**Task item**. Look through the records below and give the number of lines holding the string "name", nothing more.

[Dataset rows describing interfaces]
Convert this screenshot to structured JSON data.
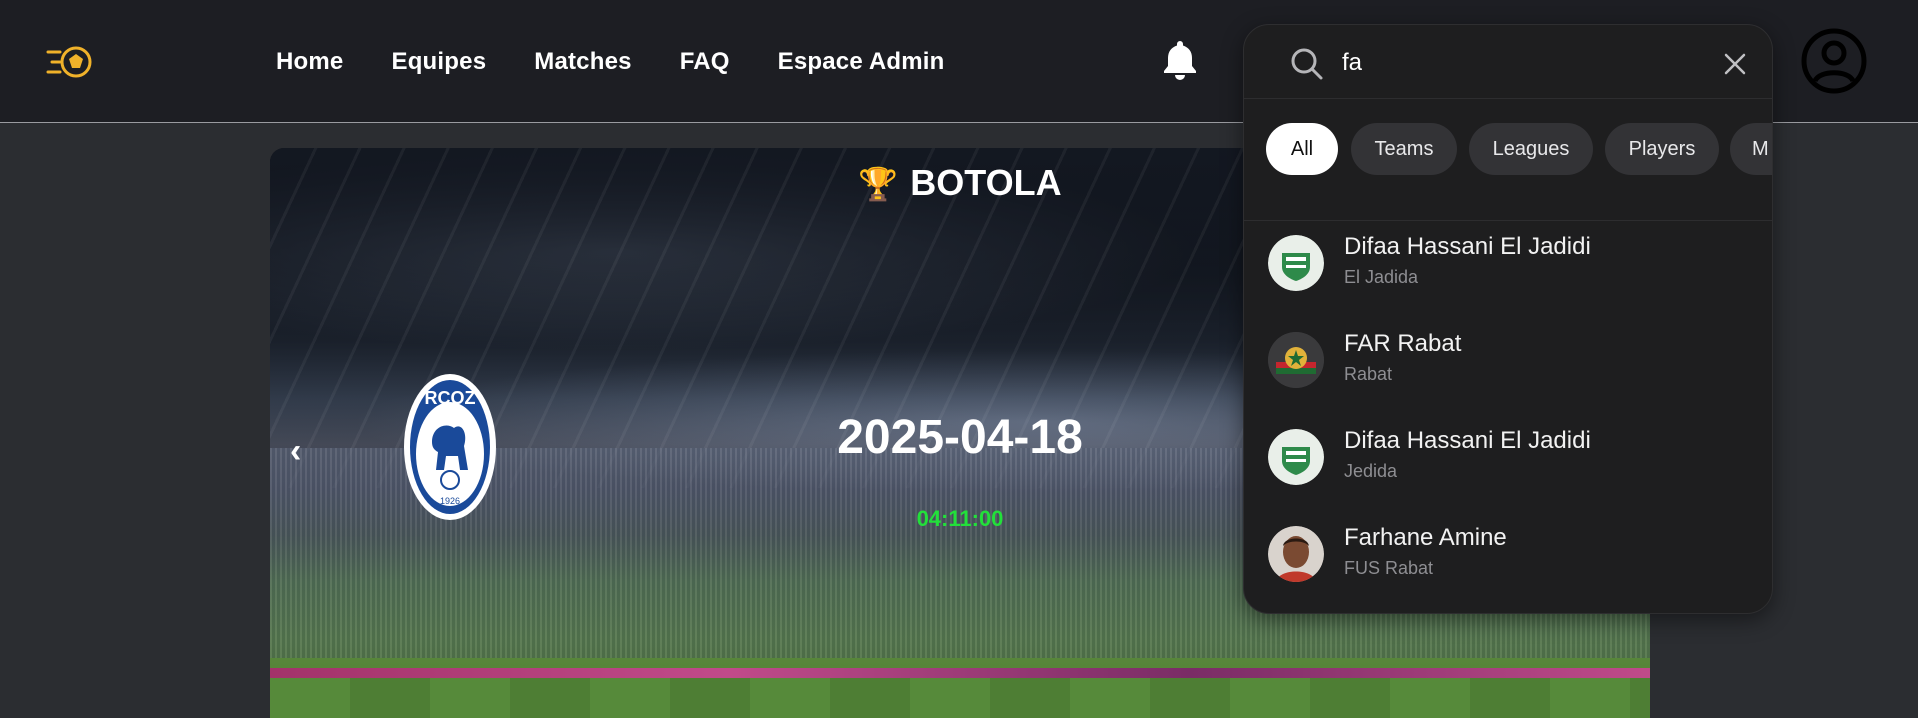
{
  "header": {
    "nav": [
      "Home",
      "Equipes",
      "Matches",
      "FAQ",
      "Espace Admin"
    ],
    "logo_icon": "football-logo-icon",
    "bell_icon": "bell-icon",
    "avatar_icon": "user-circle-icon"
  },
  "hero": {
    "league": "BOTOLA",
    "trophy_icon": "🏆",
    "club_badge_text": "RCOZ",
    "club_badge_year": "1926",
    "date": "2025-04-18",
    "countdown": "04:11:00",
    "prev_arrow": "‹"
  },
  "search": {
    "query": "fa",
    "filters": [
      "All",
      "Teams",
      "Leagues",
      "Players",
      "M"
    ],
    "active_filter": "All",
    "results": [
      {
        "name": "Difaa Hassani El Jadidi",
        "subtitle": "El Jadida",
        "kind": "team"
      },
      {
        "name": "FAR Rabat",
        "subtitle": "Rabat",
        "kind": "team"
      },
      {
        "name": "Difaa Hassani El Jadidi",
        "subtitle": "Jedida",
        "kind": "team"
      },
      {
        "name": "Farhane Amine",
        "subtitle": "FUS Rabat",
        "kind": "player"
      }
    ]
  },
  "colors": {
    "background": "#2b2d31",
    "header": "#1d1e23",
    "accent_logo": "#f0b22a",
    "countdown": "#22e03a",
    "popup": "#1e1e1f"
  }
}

**Result for this exercise**. 4